» Dataset records:
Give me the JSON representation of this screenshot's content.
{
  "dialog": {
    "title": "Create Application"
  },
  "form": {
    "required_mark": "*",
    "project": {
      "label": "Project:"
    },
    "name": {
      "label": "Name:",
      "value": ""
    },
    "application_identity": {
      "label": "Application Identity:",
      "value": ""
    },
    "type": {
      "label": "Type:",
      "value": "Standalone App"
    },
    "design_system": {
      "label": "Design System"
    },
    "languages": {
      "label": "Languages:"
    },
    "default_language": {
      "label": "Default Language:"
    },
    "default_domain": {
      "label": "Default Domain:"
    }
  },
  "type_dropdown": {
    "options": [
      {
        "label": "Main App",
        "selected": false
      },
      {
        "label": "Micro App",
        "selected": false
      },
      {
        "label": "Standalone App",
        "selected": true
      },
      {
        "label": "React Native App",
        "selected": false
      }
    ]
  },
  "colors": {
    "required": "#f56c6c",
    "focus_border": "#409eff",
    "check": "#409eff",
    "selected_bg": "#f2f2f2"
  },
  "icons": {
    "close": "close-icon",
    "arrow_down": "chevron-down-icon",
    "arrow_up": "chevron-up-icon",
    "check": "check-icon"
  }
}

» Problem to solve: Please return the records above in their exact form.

» Task result:
Give me the JSON representation of this screenshot's content.
{
  "dialog": {
    "title": "Create Application"
  },
  "form": {
    "required_mark": "*",
    "project": {
      "label": "Project:"
    },
    "name": {
      "label": "Name:",
      "value": ""
    },
    "application_identity": {
      "label": "Application Identity:",
      "value": ""
    },
    "type": {
      "label": "Type:",
      "value": "Standalone App"
    },
    "design_system": {
      "label": "Design System"
    },
    "languages": {
      "label": "Languages:"
    },
    "default_language": {
      "label": "Default Language:"
    },
    "default_domain": {
      "label": "Default Domain:"
    }
  },
  "type_dropdown": {
    "options": [
      {
        "label": "Main App",
        "selected": false
      },
      {
        "label": "Micro App",
        "selected": false
      },
      {
        "label": "Standalone App",
        "selected": true
      },
      {
        "label": "React Native App",
        "selected": false
      }
    ]
  },
  "colors": {
    "required": "#f56c6c",
    "focus_border": "#409eff",
    "check": "#409eff",
    "selected_bg": "#f2f2f2"
  },
  "icons": {
    "close": "close-icon",
    "arrow_down": "chevron-down-icon",
    "arrow_up": "chevron-up-icon",
    "check": "check-icon"
  }
}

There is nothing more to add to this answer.